■ **What to produce**
Counting only lines of the listing below that hold the word "initials", give the total and nothing else.

····················

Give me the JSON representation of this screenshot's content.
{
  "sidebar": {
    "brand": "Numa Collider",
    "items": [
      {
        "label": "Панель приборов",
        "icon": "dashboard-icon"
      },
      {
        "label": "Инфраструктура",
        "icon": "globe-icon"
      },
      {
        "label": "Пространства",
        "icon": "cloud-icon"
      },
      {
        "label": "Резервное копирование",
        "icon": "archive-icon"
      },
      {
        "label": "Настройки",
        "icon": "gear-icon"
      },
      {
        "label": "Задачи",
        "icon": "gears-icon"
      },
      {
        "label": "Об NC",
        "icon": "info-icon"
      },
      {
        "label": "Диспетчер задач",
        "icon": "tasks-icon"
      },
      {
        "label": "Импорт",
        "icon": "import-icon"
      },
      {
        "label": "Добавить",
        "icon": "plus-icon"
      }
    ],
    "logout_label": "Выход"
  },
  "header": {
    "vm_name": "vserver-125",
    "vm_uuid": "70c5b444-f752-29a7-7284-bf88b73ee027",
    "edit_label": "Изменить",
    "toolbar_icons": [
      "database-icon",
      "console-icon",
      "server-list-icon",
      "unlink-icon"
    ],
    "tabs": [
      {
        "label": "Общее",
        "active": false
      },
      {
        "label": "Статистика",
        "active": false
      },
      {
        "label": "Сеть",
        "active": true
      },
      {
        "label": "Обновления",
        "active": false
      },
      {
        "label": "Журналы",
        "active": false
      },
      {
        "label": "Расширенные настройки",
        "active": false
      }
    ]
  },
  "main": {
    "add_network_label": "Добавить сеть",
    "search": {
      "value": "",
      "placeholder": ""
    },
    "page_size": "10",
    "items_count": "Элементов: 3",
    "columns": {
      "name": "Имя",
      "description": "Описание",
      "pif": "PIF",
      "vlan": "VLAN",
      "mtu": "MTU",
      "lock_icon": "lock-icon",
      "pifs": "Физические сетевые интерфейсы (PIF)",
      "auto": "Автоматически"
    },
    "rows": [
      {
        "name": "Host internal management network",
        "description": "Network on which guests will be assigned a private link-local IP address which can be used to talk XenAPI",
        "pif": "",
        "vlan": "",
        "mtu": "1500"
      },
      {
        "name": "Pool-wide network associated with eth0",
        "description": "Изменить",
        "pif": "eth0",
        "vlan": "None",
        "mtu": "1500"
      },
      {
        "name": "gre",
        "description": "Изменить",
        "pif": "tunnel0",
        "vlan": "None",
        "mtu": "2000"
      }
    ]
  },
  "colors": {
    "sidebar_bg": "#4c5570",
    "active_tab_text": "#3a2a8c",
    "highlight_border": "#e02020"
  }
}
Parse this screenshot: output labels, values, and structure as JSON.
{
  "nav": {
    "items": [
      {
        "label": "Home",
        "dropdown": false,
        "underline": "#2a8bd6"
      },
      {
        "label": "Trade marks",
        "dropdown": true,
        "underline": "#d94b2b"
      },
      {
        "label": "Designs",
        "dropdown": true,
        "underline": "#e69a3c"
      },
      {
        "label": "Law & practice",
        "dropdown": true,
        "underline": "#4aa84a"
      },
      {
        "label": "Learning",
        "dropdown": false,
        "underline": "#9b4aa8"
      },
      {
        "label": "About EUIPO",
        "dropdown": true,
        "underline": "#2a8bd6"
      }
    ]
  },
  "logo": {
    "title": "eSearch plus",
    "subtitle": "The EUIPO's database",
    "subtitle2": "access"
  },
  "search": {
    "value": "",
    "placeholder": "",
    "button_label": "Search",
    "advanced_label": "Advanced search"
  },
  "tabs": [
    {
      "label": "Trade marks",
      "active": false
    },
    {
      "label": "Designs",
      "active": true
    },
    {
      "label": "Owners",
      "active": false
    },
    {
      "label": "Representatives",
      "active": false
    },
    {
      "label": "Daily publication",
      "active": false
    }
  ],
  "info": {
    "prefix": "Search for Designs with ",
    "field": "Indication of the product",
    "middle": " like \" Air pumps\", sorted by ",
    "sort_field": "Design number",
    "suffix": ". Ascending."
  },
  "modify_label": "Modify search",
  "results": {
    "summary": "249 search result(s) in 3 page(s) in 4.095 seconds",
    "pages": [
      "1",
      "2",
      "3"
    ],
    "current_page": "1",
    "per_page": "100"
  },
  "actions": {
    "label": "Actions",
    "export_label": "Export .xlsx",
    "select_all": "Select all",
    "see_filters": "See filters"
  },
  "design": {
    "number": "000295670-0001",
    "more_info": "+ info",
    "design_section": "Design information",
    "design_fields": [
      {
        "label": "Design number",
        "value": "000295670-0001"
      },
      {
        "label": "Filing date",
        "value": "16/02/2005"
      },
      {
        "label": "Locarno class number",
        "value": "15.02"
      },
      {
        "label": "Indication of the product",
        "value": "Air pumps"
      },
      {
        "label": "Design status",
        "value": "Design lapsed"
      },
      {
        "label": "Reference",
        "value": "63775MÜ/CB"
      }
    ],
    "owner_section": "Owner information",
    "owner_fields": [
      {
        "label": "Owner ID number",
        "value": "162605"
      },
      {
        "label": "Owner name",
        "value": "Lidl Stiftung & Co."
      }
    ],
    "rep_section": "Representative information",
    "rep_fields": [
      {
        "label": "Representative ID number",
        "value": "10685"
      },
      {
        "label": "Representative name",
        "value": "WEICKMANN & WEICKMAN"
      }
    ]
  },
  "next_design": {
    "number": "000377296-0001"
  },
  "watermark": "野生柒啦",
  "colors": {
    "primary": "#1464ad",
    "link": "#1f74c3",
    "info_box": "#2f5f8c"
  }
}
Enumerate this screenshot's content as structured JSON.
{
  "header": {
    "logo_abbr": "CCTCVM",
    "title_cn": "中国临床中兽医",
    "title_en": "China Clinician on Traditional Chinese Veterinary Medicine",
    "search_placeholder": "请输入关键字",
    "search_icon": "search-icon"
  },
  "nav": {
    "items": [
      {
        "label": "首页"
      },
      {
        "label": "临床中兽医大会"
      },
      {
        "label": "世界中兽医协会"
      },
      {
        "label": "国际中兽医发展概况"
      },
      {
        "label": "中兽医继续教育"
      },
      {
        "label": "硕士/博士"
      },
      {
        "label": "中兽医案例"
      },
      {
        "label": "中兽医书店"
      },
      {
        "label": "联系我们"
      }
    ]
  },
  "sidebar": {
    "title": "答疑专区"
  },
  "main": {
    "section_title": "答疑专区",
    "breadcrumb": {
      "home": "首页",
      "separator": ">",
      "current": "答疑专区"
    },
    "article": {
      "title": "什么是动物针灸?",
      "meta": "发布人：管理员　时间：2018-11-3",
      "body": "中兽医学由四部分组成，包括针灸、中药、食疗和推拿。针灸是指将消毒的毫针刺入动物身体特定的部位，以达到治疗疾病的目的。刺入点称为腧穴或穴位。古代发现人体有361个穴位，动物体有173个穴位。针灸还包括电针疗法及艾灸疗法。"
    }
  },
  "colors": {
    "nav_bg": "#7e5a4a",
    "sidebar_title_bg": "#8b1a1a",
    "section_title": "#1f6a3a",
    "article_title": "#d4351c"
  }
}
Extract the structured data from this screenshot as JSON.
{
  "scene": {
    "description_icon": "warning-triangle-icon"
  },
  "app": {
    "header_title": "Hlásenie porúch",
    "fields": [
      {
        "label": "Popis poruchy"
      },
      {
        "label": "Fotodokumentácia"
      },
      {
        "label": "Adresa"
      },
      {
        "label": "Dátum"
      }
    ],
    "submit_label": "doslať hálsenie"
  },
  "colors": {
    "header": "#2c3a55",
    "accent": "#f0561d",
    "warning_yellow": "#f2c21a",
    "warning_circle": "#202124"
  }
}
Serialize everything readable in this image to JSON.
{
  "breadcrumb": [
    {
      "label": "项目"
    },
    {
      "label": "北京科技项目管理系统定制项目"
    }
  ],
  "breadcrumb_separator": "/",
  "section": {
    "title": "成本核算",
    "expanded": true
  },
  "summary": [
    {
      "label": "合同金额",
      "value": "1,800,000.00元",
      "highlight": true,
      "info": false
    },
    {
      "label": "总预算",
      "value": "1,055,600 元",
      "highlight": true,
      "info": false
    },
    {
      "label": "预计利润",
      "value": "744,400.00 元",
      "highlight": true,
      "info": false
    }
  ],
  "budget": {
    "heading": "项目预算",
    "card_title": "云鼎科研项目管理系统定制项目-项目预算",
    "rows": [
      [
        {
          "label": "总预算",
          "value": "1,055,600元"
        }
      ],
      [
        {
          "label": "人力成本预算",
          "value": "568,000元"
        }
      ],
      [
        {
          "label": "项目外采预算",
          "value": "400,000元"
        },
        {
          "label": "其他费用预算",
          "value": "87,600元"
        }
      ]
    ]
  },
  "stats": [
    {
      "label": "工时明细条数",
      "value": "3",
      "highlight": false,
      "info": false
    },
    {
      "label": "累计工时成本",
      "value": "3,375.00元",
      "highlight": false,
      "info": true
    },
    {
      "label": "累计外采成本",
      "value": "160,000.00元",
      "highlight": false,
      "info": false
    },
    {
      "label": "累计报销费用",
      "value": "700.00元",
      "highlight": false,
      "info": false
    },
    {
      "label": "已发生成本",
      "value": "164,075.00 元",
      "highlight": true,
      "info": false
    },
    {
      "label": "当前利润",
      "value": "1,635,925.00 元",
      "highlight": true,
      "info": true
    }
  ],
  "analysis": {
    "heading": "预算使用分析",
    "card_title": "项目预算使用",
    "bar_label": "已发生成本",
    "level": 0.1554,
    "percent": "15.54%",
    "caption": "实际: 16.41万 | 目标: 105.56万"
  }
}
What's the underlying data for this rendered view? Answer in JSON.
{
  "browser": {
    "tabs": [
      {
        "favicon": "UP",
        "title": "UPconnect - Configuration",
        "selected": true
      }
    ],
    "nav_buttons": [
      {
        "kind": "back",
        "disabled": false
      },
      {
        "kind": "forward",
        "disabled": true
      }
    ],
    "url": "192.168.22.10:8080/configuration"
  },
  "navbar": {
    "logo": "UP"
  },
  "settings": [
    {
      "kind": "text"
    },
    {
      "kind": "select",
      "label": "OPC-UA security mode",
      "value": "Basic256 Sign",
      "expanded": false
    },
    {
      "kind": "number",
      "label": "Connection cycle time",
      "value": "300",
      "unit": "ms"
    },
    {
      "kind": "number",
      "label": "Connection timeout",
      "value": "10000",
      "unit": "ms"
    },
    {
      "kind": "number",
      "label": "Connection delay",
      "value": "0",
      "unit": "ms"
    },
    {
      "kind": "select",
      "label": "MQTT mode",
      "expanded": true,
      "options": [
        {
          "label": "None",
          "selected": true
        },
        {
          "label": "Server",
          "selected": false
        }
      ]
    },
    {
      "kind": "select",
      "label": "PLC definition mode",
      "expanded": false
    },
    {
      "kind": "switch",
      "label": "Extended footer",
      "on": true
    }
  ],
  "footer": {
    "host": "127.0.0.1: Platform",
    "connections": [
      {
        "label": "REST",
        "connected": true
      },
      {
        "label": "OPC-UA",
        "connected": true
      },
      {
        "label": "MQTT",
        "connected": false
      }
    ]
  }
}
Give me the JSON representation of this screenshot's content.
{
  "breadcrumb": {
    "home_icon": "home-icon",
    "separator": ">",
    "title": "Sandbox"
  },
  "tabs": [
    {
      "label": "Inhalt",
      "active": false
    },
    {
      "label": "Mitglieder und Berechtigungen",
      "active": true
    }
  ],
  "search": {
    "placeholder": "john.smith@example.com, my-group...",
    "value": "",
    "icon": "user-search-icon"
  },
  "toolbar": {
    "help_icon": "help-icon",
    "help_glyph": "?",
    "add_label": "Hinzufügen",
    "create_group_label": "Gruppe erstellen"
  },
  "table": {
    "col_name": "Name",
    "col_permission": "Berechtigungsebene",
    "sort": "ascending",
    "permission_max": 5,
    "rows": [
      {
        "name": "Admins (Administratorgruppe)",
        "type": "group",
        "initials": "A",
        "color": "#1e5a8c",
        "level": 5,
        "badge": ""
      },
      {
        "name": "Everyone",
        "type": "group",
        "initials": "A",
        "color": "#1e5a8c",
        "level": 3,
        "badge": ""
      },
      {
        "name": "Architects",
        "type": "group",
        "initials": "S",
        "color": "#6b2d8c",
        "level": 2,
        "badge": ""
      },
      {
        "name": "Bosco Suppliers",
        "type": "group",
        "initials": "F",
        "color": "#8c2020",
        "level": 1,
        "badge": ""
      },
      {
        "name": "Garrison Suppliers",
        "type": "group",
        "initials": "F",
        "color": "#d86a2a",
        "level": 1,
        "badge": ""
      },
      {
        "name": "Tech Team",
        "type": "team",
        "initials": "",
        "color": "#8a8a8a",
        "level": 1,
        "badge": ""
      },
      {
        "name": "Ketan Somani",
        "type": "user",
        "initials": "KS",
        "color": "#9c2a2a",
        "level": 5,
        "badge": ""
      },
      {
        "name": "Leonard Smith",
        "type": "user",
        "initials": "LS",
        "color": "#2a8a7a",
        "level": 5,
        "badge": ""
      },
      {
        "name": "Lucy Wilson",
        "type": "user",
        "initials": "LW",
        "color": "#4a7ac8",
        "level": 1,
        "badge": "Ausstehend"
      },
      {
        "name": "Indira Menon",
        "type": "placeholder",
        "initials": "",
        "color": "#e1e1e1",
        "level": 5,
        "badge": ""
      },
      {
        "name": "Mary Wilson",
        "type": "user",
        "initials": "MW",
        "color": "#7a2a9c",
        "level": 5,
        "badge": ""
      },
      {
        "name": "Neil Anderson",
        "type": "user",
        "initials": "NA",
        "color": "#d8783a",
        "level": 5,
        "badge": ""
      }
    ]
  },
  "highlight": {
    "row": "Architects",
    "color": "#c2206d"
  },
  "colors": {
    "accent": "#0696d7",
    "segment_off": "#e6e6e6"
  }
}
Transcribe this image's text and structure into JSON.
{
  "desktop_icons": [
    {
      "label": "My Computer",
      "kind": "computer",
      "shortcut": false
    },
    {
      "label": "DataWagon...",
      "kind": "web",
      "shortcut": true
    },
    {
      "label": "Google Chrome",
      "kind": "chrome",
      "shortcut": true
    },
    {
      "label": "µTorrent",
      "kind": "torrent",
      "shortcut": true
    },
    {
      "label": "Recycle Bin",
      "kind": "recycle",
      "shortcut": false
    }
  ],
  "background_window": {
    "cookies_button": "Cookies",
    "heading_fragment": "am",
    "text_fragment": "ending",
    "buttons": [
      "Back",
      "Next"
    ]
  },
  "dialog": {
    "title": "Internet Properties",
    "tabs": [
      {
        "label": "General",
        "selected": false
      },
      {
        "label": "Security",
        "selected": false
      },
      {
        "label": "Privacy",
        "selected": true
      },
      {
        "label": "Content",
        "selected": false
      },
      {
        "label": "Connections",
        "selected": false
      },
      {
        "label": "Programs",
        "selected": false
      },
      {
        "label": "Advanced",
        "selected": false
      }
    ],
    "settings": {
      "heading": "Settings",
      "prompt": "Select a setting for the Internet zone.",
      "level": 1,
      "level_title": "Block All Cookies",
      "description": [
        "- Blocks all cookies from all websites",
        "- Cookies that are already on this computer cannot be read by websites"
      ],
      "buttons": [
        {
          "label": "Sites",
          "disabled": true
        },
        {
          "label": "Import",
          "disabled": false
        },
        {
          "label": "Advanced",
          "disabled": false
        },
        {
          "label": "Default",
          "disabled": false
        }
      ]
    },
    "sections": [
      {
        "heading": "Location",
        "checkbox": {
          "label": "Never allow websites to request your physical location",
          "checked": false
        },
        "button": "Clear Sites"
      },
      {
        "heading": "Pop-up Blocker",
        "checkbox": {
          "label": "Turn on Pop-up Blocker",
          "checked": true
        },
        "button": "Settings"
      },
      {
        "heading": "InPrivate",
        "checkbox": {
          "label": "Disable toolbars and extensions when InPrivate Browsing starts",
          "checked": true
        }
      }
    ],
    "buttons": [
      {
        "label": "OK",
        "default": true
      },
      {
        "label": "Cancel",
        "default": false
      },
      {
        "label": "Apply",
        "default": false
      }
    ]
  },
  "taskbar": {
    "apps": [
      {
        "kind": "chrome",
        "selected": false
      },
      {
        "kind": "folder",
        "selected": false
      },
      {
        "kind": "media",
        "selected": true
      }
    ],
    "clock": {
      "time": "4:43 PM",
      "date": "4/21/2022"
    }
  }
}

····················

■ **The answer**
12